- Data to examine -
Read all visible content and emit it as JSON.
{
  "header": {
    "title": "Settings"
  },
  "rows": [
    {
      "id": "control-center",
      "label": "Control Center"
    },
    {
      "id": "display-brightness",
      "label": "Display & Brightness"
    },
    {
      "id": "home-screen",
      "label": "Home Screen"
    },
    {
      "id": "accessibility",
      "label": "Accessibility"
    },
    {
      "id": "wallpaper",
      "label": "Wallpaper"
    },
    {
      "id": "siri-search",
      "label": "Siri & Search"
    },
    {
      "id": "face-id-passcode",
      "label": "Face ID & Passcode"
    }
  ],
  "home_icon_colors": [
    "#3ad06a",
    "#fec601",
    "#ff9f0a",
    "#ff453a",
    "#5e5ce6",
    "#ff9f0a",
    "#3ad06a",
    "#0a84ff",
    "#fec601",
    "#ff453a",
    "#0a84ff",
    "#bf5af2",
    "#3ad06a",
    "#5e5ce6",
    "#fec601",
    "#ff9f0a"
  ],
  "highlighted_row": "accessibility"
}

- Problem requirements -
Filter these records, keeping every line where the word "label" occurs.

- Answer space -
      "label": "Control Center"
      "label": "Display & Brightness"
      "label": "Home Screen"
      "label": "Accessibility"
      "label": "Wallpaper"
      "label": "Siri & Search"
      "label": "Face ID & Passcode"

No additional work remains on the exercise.